- The clever trick you can do in September to fix your health
- Why the time to do this is now
- Here’s a way to get your heart in better shape
Well, well, well… it’s September!
Autumn is my favourite time of the year – mainly the bit from now until the clocks change on 27th October.
I love the fresher bite of the air… the mulchy scents of the countryside…
And the fact that you can go to shops, parks and swimming pools during the daytime without them being rammed full of kids (sorry if I sound like a grumpy old man!).
There’s also something else I like about September.
It’s a really good time to make some important changes in your life.
See, a lot of people tend to wait until New Year’s Eve to start new diets, take up exercise, begin a new hobby, or solve a life niggle.
But at that time of year you’re in the thick of cold, dark winter. The days are short. You’ve less time to be out and about. Sometimes you need treats to keep you going. It can be a slog to make big changes at that time of the year.
I think most people make New Year’s Eve resolutions driven by festive guilt about overindulgence, which is why they tend to start well in January but run out of steam by February when they’re fed up.
So really, NOW is the best time to make some changes while you’re doing it for the right reasons.
The holidays are out of the way, the kids are back at school, and you’ve still got light evenings to give you a mental lift.
Here’s a way to get your heart in better shape this autumn
Without the temptation of those summer treats you might eat on holiday (ice cream, fish and chips, pizzas) you can now put a good dietary plan in place.
It’s a good time of year for oily fish like whitebait (packed with healthy omega-3 fats), while things like strawberries and blackberries are still in season.
Then you’ve got good, locally grown butternut squash, savoy cabbage, cauliflower and celery.
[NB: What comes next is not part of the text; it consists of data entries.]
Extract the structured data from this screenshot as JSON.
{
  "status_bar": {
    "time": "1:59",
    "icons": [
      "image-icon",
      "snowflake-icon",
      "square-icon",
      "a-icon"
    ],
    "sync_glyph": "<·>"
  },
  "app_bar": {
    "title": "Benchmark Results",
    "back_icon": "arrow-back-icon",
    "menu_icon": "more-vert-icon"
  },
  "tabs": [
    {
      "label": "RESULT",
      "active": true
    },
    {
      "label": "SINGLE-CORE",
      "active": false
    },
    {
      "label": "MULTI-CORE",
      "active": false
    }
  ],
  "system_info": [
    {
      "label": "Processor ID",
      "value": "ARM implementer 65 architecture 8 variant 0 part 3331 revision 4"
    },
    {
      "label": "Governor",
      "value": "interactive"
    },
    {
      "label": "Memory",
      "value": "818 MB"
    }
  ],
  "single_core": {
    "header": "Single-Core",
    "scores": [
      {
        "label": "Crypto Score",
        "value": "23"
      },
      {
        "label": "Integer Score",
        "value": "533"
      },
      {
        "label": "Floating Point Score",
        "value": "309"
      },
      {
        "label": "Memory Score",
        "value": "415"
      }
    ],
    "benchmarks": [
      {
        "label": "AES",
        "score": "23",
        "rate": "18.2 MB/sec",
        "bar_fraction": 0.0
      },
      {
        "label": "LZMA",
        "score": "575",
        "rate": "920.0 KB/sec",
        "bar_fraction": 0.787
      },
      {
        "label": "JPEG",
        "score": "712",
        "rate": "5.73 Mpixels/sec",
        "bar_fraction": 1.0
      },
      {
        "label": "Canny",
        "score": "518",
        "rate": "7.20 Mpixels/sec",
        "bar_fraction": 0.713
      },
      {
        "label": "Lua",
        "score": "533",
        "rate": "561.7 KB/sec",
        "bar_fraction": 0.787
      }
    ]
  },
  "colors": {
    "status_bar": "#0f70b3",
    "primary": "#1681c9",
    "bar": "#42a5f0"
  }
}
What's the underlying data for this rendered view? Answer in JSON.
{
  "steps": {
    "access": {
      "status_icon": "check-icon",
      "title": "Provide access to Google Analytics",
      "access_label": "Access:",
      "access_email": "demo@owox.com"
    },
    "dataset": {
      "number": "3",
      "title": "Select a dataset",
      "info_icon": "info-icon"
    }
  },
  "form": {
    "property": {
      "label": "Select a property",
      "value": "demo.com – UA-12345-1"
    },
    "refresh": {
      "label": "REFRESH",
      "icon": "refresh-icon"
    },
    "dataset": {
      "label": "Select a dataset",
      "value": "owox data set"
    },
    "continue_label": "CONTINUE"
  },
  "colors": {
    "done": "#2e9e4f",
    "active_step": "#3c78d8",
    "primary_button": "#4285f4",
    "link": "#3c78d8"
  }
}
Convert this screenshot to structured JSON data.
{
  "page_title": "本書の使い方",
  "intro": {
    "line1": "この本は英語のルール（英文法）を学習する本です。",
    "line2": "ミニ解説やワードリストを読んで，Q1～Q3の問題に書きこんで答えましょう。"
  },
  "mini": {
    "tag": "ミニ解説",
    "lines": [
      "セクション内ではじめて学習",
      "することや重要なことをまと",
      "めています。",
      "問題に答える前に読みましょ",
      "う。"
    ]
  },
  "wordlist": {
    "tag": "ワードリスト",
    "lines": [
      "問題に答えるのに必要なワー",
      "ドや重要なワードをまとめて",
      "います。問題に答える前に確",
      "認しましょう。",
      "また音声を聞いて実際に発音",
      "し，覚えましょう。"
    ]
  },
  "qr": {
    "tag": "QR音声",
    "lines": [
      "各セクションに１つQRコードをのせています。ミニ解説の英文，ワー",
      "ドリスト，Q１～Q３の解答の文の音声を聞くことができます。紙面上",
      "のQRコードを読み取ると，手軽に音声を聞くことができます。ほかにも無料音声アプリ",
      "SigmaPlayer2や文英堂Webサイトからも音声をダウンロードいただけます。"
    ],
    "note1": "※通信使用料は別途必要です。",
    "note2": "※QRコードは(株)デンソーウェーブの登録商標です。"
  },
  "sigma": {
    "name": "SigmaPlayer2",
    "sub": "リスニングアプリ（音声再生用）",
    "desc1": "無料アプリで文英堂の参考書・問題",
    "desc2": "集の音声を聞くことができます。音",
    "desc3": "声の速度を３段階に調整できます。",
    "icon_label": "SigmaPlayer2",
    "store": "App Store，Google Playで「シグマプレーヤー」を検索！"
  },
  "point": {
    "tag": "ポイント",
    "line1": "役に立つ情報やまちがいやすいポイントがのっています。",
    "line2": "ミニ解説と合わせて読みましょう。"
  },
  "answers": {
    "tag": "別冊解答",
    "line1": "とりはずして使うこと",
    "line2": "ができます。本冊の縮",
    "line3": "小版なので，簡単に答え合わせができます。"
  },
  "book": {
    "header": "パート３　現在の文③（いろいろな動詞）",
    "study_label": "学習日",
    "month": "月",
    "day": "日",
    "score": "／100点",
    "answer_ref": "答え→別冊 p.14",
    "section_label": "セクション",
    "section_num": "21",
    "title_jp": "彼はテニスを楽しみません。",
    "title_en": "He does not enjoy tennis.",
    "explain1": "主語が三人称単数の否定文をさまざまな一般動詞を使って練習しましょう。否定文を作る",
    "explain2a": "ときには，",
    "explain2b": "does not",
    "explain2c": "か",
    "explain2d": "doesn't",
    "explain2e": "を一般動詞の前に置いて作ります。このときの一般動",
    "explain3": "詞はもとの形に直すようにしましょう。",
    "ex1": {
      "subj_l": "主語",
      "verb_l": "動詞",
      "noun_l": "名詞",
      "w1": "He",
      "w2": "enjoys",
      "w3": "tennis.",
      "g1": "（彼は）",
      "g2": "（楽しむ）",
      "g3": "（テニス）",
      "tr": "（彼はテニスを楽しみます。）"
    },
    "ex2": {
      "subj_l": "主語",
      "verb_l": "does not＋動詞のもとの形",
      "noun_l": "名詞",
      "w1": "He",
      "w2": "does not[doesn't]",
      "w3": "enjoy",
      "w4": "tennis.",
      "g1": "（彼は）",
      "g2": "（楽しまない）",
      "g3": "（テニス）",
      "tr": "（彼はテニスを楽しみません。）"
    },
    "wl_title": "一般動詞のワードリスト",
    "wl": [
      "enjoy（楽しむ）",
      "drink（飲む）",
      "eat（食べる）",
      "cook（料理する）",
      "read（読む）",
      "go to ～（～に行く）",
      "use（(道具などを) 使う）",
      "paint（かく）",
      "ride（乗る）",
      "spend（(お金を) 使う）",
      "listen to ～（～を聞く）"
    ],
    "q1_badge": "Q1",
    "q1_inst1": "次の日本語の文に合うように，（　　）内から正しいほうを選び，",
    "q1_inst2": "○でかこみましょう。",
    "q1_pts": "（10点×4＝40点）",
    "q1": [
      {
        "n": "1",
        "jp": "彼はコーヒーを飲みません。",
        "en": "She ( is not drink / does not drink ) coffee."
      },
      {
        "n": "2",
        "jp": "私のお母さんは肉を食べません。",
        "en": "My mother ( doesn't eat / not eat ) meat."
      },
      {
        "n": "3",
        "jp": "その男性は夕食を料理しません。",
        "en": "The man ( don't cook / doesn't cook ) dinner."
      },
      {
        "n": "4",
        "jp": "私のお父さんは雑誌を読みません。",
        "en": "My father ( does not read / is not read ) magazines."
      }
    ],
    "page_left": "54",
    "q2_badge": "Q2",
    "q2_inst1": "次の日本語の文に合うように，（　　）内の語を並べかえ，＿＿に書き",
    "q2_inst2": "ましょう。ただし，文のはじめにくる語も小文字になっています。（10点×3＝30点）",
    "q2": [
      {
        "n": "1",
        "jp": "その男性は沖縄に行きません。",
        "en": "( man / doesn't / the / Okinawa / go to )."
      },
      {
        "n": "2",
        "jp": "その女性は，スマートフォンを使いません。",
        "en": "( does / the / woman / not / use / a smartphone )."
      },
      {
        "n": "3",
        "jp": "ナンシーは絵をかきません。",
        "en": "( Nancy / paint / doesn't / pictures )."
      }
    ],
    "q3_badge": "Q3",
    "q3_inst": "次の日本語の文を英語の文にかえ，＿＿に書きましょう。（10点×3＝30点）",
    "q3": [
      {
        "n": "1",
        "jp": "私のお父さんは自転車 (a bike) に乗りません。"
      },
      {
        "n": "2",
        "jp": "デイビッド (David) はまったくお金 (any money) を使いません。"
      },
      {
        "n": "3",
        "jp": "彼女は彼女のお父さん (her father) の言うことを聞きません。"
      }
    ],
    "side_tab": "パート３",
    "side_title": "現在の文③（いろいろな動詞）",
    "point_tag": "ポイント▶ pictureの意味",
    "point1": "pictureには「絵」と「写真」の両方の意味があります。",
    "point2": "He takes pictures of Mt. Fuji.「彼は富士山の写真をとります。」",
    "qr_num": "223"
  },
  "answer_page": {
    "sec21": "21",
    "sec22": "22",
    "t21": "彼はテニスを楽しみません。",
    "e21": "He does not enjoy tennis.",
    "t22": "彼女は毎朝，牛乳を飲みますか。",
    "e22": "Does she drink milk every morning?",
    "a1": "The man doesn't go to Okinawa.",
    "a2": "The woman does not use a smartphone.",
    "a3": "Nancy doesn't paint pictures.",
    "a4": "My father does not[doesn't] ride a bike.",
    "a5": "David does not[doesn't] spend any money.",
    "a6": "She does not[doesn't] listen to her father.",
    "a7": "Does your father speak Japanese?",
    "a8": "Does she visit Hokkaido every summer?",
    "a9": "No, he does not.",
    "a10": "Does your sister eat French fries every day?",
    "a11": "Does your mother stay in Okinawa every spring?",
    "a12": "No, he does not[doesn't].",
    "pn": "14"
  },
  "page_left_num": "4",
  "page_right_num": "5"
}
Plenty of greens to add to your dishes.
With the nights still reasonably light, you have time to go on walks, go running, take a late swim or play tennis after work.
And thanks to cooler temperatures, you’ve got more chance of a decent sleep, which reduces stress and fatigue.
With a good, balanced, seasonal diet PLUS exercise, better sleep and less stress you could boost your heart health before the temptations of December rear their fatty heads.
Perhaps I am not alone in my thinking, which could be why next month is ‘National Cholesterol Awareness Month’, a health campaign run by a charity called Heart UK.
They say: “Making simple changes to the food you eat and being more active can help lower your cholesterol, lowering your risk of illness.”
And this is true enough.
On their website they offer advice about cholesterol lowering foods, which you’ll have read about in these letters, including omega 3-rich fishes and oils.
In terms of medication they talk about statins and ezetimibe but there’s no mention of any natural remedies other than the six ‘superfoods’.
As you know, there are natural ‘cholesterol lowering’ foods like Bergamot fruits that are highly effective – as effective as statins in some cases – you can read about that here.
And back in 2016 I wrote an issue of this newsletter about a study into red rice yeast.
After just four weeks of taking it twice daily, the subjects showed a 17% reduction in total cholesterol levels, a 24.6% reduction in LDL-cholesterol, a 19.8% decrease in triglycerides, and a 12.8% increase in HDL-cholesterol. This put it on a par with leading statin drugs!
Again, it’s rare you see mention of these alternatives in mainstream advice.
There are also superior ways to get omega-3s than fish oils when you try an alternative like krill oil, which I mentioned last week (more about that here).
I’ve noticed something else about the National Cholesterol Awareness campaign too…
I think it’s time to stop simplifying ‘evil’ LDL
They’re still perpetuating the concept of ‘good’ and ‘bad’ cholesterol.
It’s not that this is completely wrong. It is a useful thing to distinguish between LDL and HDL cholesterol, of course, and the public should understand that cholesterol isn’t one ‘bad’ thing that needs eradicating.
But it makes it sound like LDL is some kind of evil enemy that, when vanquished, will save your heart and that isn’t quite the case.
As I pointed out in the Good Life Letter on 26th August, a build-up of LDL puts you at a higher risk of heart attack, but it’s not the LDL cholesterol itself that’s the bad guy.
That LDL cholesterol is being used to patch up problems that come from other underlying health issues like high blood pressure, stress and chronic inﬂammation.
It’s a sign for a bad thing, not a bad thing in itself.
I’ll be giving you some more advice on solving the underlying problems behind poor heart health in the next month or so. More of which next week!
Before that, I’ll be back on Sunday with something that might interest you if you’re worried about your vision or straining to read this email.
You’ll discover why it isn’t always true that your eyes get worse with age…
Yours, as always,